The setting was certainly more pleasant even though it was in a covered area of the market. It was dark and the day before Lina said she was positive she could smell urine. The physical appearance of the place could have featured in a novel about life in a Russian slum in the 1800s but the slivers of sunlight streaming through the cracks and the hearty smell of broth bubbling away were enough to immediately dispel any illusion of alcoholism and deprivation in 19th century St. Petersburg.

The woman's smile was as hearty as her soup and there were enough local people eating there to lend credence to the quality of her fare. While the setting had buckets more character than the other place, the broth lacked the body of our previous bowl. Thankfully this void was filled with a wider range of condiments including pickled green papaya and shrimp paste. It was as though she gave you a plate of soup and you could finish it off too your own taste. Again not a bad thing. At this place we also received a nice plate of greens and another plate of raw veg with some delicious nutty dipping sauce.

I'd say there was very little to choose between the two but the portion was significantly bigger and pickled green papaya was available at Mrs. Sum's, but at the first place, the soup was tastier and she went to the trouble of cutting up the greens with a pair of scissors (personally I always find this more convenient to eat.)

If I had to choose who to take with me on the ark to make me noodle soup I would probably choose the cook from the first place as I would hope that not only would she physically resemble Aung San Suu Kyi, but that she might also be able to entertain me by playing piano during her time off. - Steven

I'd visited Mrs. Sum for kao soy last year with Frances and Brock and it was really, really good. I was expecting the same this time, and I wasn't disappointed. The porky sauce was really good, better than the first place we tried, but Steven's analysis of the broth situation was correct--Mrs. Sum's was weak and just not as good as the Wat Vatsensoukharam bowl or as good as I remembered it being last time. However, her radiant smile counted for a lot, as did the plate of fresh vegetables and herbs, long beans, lettuce, mint, basil and more, as well as the sweet peanut dipping sauce she gave us to nibble on with the green beans. I was also a big fan of the lightly pickled green papaya (a new project for my tabletop pickle press?) I prefered the ambiance of the morning market, and perhaps because I'm not knee deep in Doestoyevsky I didn't find any resemblance to 19th century Russia, although I will admit that I had moaned about smelling urine next to to the backpacker buffet the night before. Thankfully, this was a few yards from Mrs. Sum's joint and there were no backpackers to be seen in the early morning.

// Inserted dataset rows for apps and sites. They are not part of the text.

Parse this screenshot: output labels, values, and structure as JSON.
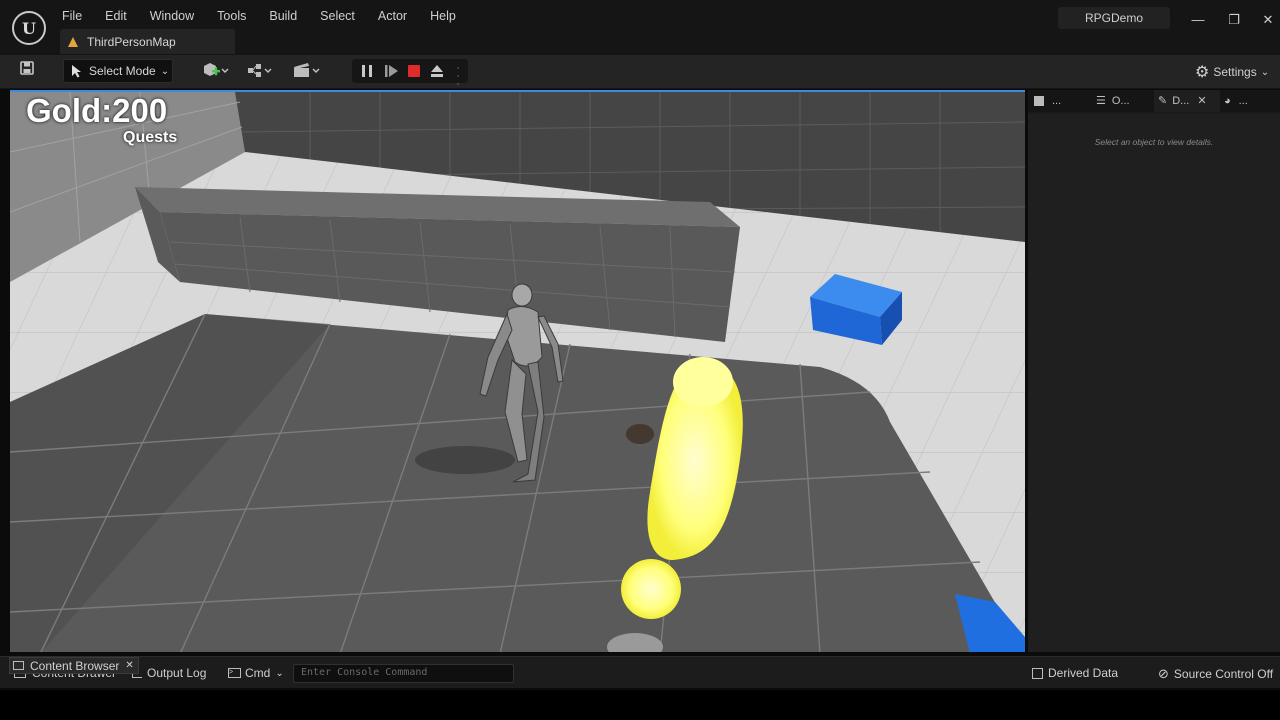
{
  "app": {
    "logo_text": "U",
    "project_name": "RPGDemo"
  },
  "menu": [
    "File",
    "Edit",
    "Window",
    "Tools",
    "Build",
    "Select",
    "Actor",
    "Help"
  ],
  "document_tab": {
    "label": "ThirdPersonMap"
  },
  "window_controls": {
    "minimize": "—",
    "restore": "❐",
    "close": "✕"
  },
  "toolbar": {
    "select_mode_label": "Select Mode",
    "settings_label": "Settings"
  },
  "hud": {
    "gold": "Gold:200",
    "quests": "Quests"
  },
  "right_panel": {
    "tabs": [
      {
        "label": "..."
      },
      {
        "label": "O..."
      },
      {
        "label": "D..."
      },
      {
        "label": "..."
      }
    ],
    "hint": "Select an object to view details."
  },
  "statusbar": {
    "content_drawer": "Content Drawer",
    "content_browser_tooltip": "Content Browser",
    "output_log": "Output Log",
    "cmd": "Cmd",
    "console_placeholder": "Enter Console Command",
    "derived_data": "Derived Data",
    "source_control": "Source Control Off"
  },
  "colors": {
    "accent_blue": "#3a8ce0",
    "stop_red": "#e02b2b",
    "quest_marker_yellow": "#ffff7a",
    "cube_blue": "#1f66d6"
  }
}
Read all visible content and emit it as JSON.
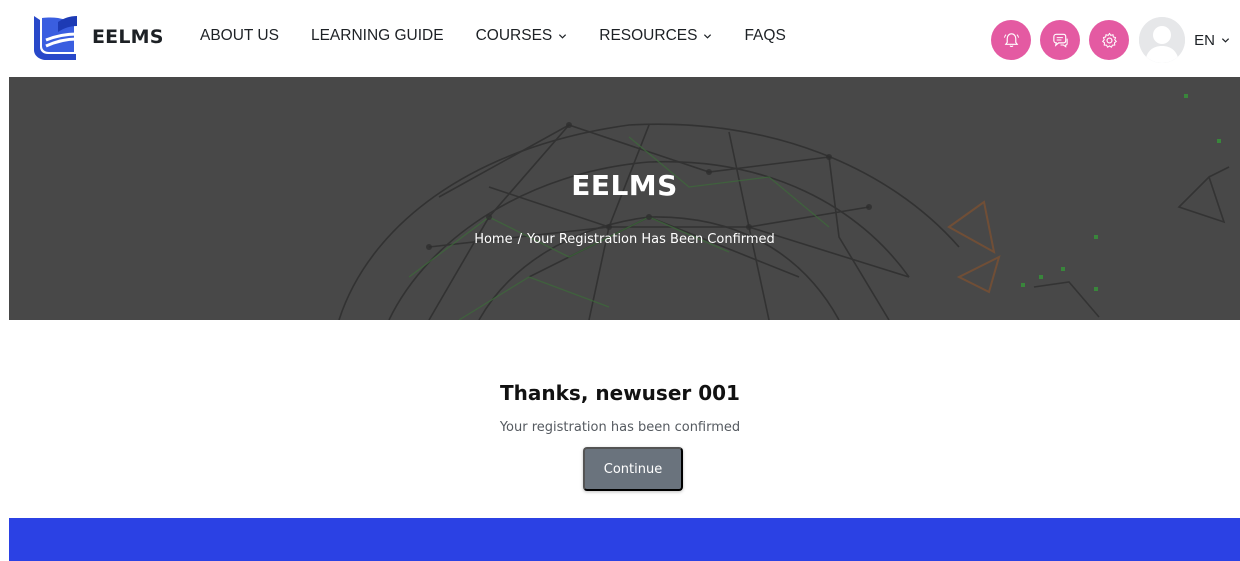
{
  "brand": {
    "name": "EELMS",
    "logo_icon": "book-logo-icon"
  },
  "nav": {
    "items": [
      {
        "label": "ABOUT US",
        "has_dropdown": false
      },
      {
        "label": "LEARNING GUIDE",
        "has_dropdown": false
      },
      {
        "label": "COURSES",
        "has_dropdown": true
      },
      {
        "label": "RESOURCES",
        "has_dropdown": true
      },
      {
        "label": "FAQS",
        "has_dropdown": false
      }
    ],
    "icons": [
      "notification-bell-icon",
      "messages-icon",
      "settings-gear-icon"
    ],
    "language": "EN"
  },
  "hero": {
    "title": "EELMS",
    "breadcrumb": {
      "home": "Home",
      "separator": "/",
      "current": "Your Registration Has Been Confirmed"
    }
  },
  "main": {
    "title": "Thanks, newuser 001",
    "message": "Your registration has been confirmed",
    "continue_label": "Continue"
  },
  "colors": {
    "accent_pink": "#e45aa2",
    "footer_blue": "#2b41e4",
    "button_gray": "#6a737d",
    "hero_bg": "#4f4f4f"
  }
}
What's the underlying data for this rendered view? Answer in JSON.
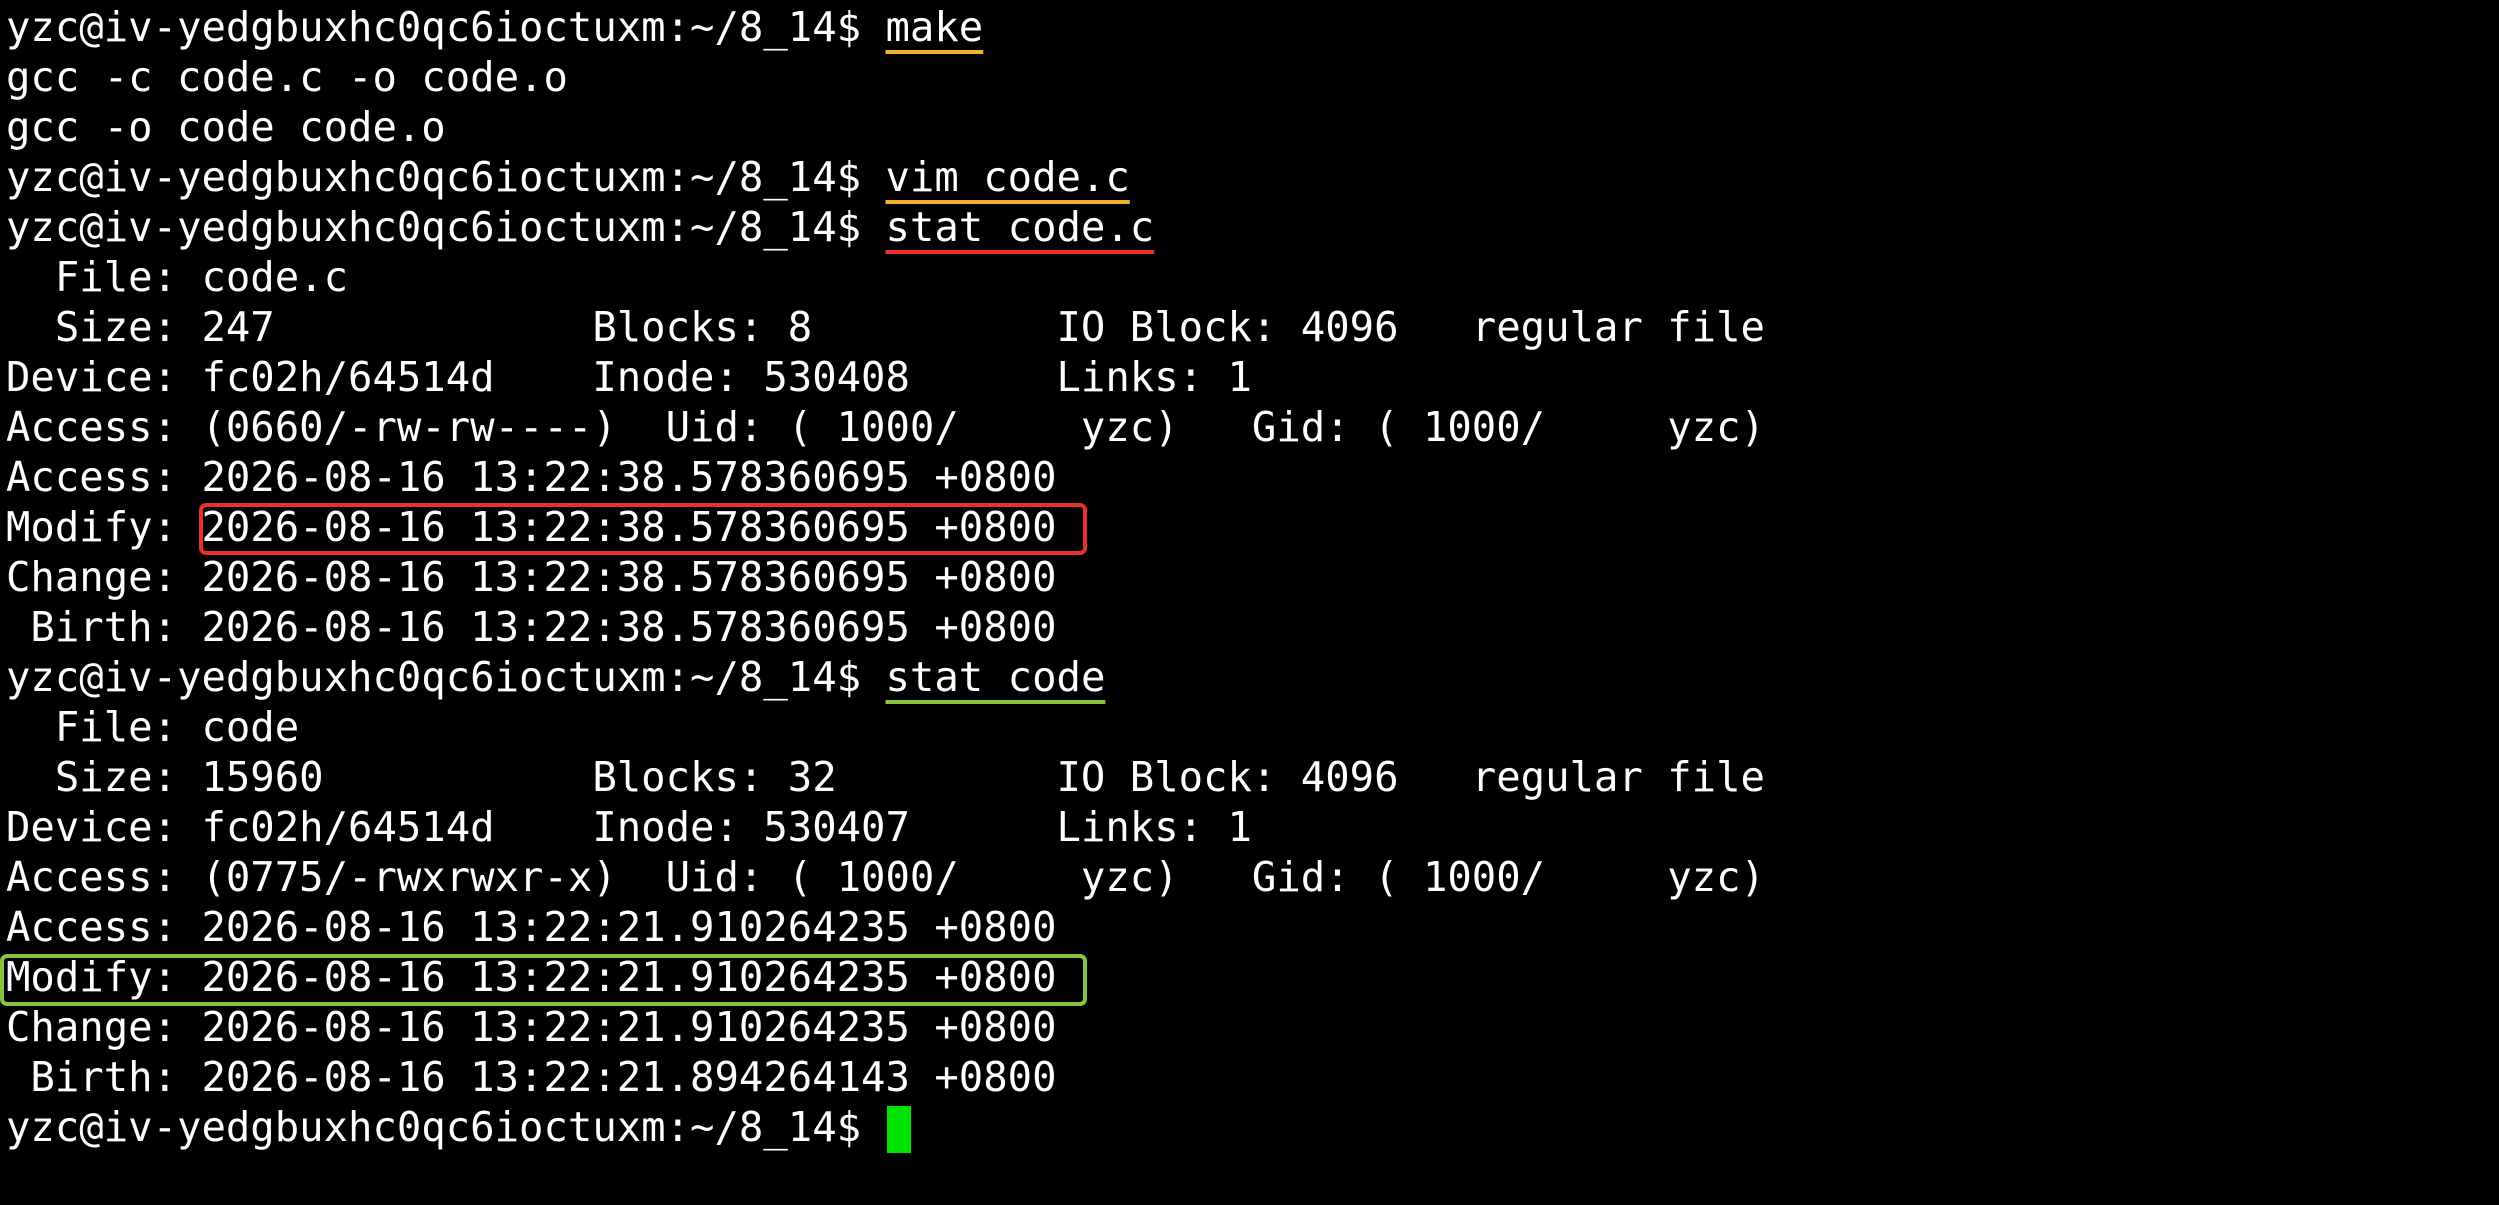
{
  "terminal": {
    "prompt": "yzc@iv-yedgbuxhc0qc6ioctuxm:~/8_14$",
    "commands": {
      "make": "make",
      "vim": "vim code.c",
      "stat_c": "stat code.c",
      "stat_bin": "stat code"
    },
    "output": {
      "gcc_compile": "gcc -c code.c -o code.o",
      "gcc_link": "gcc -o code code.o"
    },
    "stat_code_c": {
      "file": "  File: code.c",
      "size": "  Size: 247             Blocks: 8          IO Block: 4096   regular file",
      "device": "Device: fc02h/64514d    Inode: 530408      Links: 1",
      "access_perm": "Access: (0660/-rw-rw----)  Uid: ( 1000/     yzc)   Gid: ( 1000/     yzc)",
      "access_time": "Access: 2026-08-16 13:22:38.578360695 +0800",
      "modify_label": "Modify: ",
      "modify_time": "2026-08-16 13:22:38.578360695 +0800",
      "change_time": "Change: 2026-08-16 13:22:38.578360695 +0800",
      "birth_time": " Birth: 2026-08-16 13:22:38.578360695 +0800"
    },
    "stat_code": {
      "file": "  File: code",
      "size": "  Size: 15960           Blocks: 32         IO Block: 4096   regular file",
      "device": "Device: fc02h/64514d    Inode: 530407      Links: 1",
      "access_perm": "Access: (0775/-rwxrwxr-x)  Uid: ( 1000/     yzc)   Gid: ( 1000/     yzc)",
      "access_time": "Access: 2026-08-16 13:22:21.910264235 +0800",
      "modify_time": "Modify: 2026-08-16 13:22:21.910264235 +0800",
      "change_time": "Change: 2026-08-16 13:22:21.910264235 +0800",
      "birth_time": " Birth: 2026-08-16 13:22:21.894264143 +0800"
    },
    "colors": {
      "background": "#000000",
      "text": "#ffffff",
      "highlight_orange": "#f0b033",
      "highlight_red": "#e8302c",
      "highlight_green": "#88c440",
      "cursor": "#00e100"
    }
  }
}
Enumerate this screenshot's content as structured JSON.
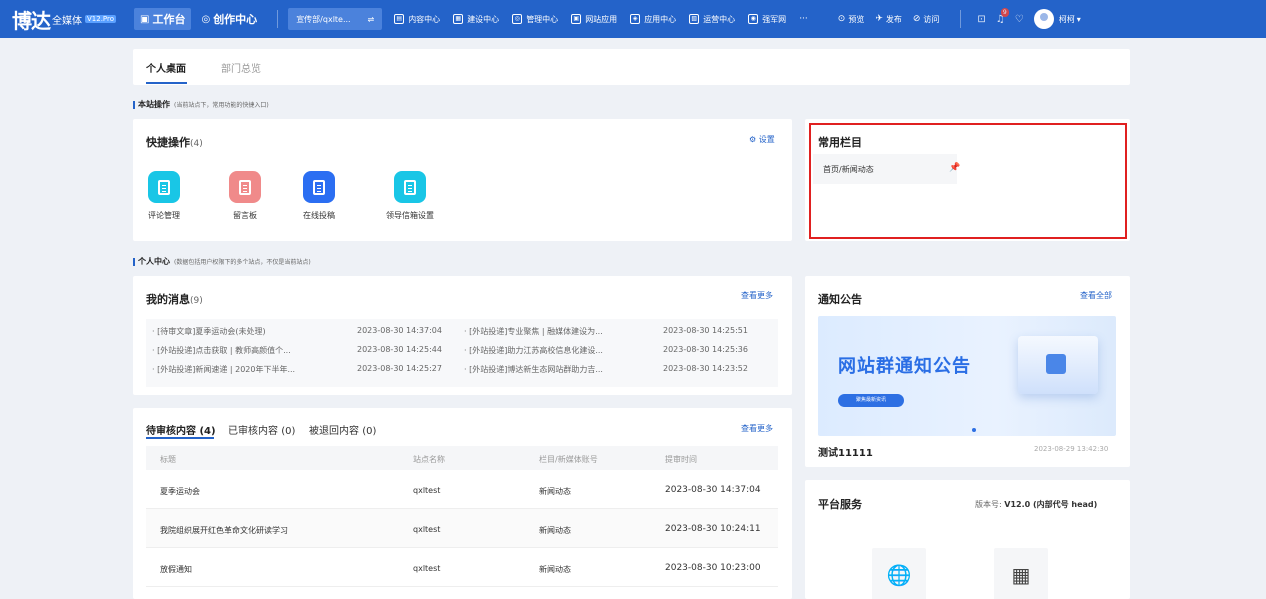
{
  "header": {
    "logo_mark": "博达",
    "logo_text": "全媒体",
    "logo_version": "V12.Pro",
    "mode_tabs": [
      {
        "icon": "▣",
        "label": "工作台"
      },
      {
        "icon": "◎",
        "label": "创作中心"
      }
    ],
    "site_select": {
      "value": "宣传部/qxlte...",
      "icon": "⇌"
    },
    "nav_items": [
      {
        "icon": "▤",
        "label": "内容中心"
      },
      {
        "icon": "▦",
        "label": "建设中心"
      },
      {
        "icon": "◎",
        "label": "管理中心"
      },
      {
        "icon": "▣",
        "label": "网站应用"
      },
      {
        "icon": "◈",
        "label": "应用中心"
      },
      {
        "icon": "▧",
        "label": "运营中心"
      },
      {
        "icon": "◉",
        "label": "强军网"
      }
    ],
    "nav_more": "···",
    "tools": [
      {
        "icon": "⊙",
        "label": "预览"
      },
      {
        "icon": "✈",
        "label": "发布"
      },
      {
        "icon": "⊘",
        "label": "访问"
      }
    ],
    "notification_count": "9",
    "user_name": "柯柯",
    "user_caret": "▾"
  },
  "tabs": {
    "personal": "个人桌面",
    "department": "部门总览"
  },
  "site_ops": {
    "title": "本站操作",
    "subtitle": "(当前站点下，常用功能的快捷入口)"
  },
  "quick_actions": {
    "title": "快捷操作",
    "count": "(4)",
    "settings_icon": "⚙",
    "settings_label": "设置",
    "items": [
      {
        "label": "评论管理",
        "color": "#19c6e6"
      },
      {
        "label": "留言板",
        "color": "#f08a8a"
      },
      {
        "label": "在线投稿",
        "color": "#2b6ef2"
      },
      {
        "label": "领导信箱设置",
        "color": "#19c6e6"
      }
    ]
  },
  "frequent": {
    "title": "常用栏目",
    "items": [
      {
        "label": "首页/新闻动态",
        "pin": "📌"
      }
    ]
  },
  "personal_center": {
    "title": "个人中心",
    "subtitle": "(数据包括用户权限下的多个站点，不仅是当前站点)"
  },
  "messages": {
    "title": "我的消息",
    "count": "(9)",
    "more": "查看更多",
    "items": [
      {
        "text": "· [待审文章]夏季运动会(未处理)",
        "time": "2023-08-30 14:37:04"
      },
      {
        "text": "· [外站投递]专业聚焦 | 融媒体建设为...",
        "time": "2023-08-30 14:25:51"
      },
      {
        "text": "· [外站投递]点击获取 | 教师高颜值个...",
        "time": "2023-08-30 14:25:44"
      },
      {
        "text": "· [外站投递]助力江苏高校信息化建设...",
        "time": "2023-08-30 14:25:36"
      },
      {
        "text": "· [外站投递]新闻速递 | 2020年下半年...",
        "time": "2023-08-30 14:25:27"
      },
      {
        "text": "· [外站投递]博达新生态网站群助力吉...",
        "time": "2023-08-30 14:23:52"
      }
    ]
  },
  "pending": {
    "tabs": [
      {
        "label": "待审核内容",
        "count": "(4)"
      },
      {
        "label": "已审核内容",
        "count": "(0)"
      },
      {
        "label": "被退回内容",
        "count": "(0)"
      }
    ],
    "more": "查看更多",
    "columns": [
      "标题",
      "站点名称",
      "栏目/新媒体账号",
      "提审时间"
    ],
    "rows": [
      {
        "title": "夏季运动会",
        "site": "qxltest",
        "column": "新闻动态",
        "time": "2023-08-30 14:37:04"
      },
      {
        "title": "我院组织展开红色革命文化研读学习",
        "site": "qxltest",
        "column": "新闻动态",
        "time": "2023-08-30 10:24:11"
      },
      {
        "title": "放假通知",
        "site": "qxltest",
        "column": "新闻动态",
        "time": "2023-08-30 10:23:00"
      }
    ]
  },
  "notice": {
    "title": "通知公告",
    "more": "查看全部",
    "banner_title": "网站群通知公告",
    "banner_button": "聚焦最新资讯",
    "item_title": "测试11111",
    "item_date": "2023-08-29 13:42:30"
  },
  "platform": {
    "title": "平台服务",
    "version_label": "版本号:",
    "version_value": "V12.0 (内部代号 head)",
    "services": [
      {
        "icon": "🌐"
      },
      {
        "icon": "▦"
      }
    ]
  },
  "colors": {
    "primary": "#2463c9",
    "highlight_border": "#e02020"
  }
}
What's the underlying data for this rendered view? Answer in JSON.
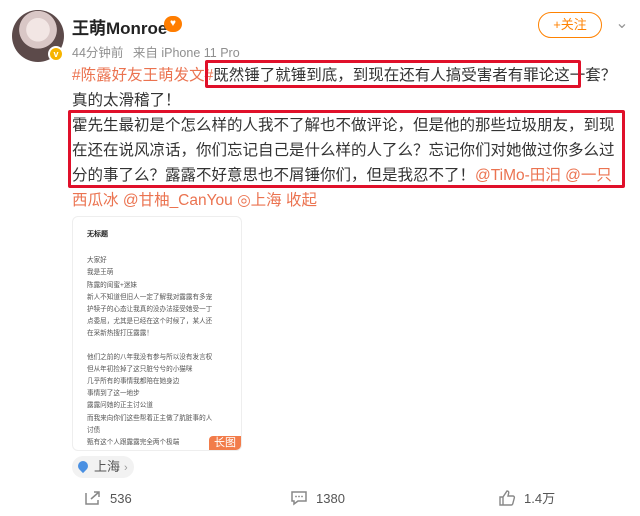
{
  "author": {
    "name": "王萌Monroe",
    "vip_badge": "♥",
    "verified_badge": "v",
    "avatar": "avatar-photo"
  },
  "meta": {
    "time": "44分钟前",
    "source": "来自 iPhone 11 Pro"
  },
  "follow_button": "+关注",
  "more": "⌄",
  "post": {
    "hashtag": "#陈露好友王萌发文#",
    "seg1": "既然锤了就锤到底，到现在还有人搞受害者有罪论这一套？",
    "seg2": "真的太滑稽了！",
    "seg3": "霍先生最初是个怎么样的人我不了解也不做评论，但是他的那些垃圾朋友，到现在还在说风凉话，你们忘记自己是什么样的人了么？忘记你们对她做过你多么过分的事了么？露露不好意思也不屑锤你们，但是我忍不了！",
    "mention1": "@TiMo-田汨",
    "mention2": "@一只西瓜冰",
    "mention3": "@甘柚_CanYou",
    "location": "上海",
    "collapse": "收起"
  },
  "image_card": {
    "title": "无标题",
    "lines": [
      "大家好",
      "我是王萌",
      "陈露的闺蜜+迷妹",
      "新人不知道但旧人一定了解我对露露有多宠",
      "护犊子的心态让我真的没办法接受她受一丁",
      "点委屈，尤其是已经在这个时候了，某人还",
      "在采新热搜打压露露！",
      "",
      "他们之前的八年我没有参与所以没有发言权",
      "但从年初捡掉了这只脏兮兮的小猫咪",
      "几乎所有的事情我都陪在她身边",
      "事情到了这一地步",
      "露露问她的正主讨公道",
      "而我来向你们这些帮着正主做了肮脏事的人",
      "讨债",
      "甄有这个人跟露露完全两个极端"
    ],
    "badge": "长图"
  },
  "location_chip": {
    "label": "上海"
  },
  "actions": {
    "forward": "536",
    "comment": "1380",
    "like": "1.4万"
  },
  "colors": {
    "accent": "#ff8200",
    "link": "#eb7350",
    "highlight": "#e0102a"
  }
}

Overall, I'd say that the kao soys were equally good, each with their unique strong points. However, for my final bowl before heading back to Phnom Penh I'd choose Mrs. Sum's based on the fact that she's a complete charmer, her pork sauce is porkier and the portions are bigger. -Lina


  1. and now, I just really want to try kao soy. I'd even settle to try it from the second establishment ;)

  2. look very interesting, i would have to try it out one day. i already try Cambodian and Vietnamese Noodle. This time it should be try something different.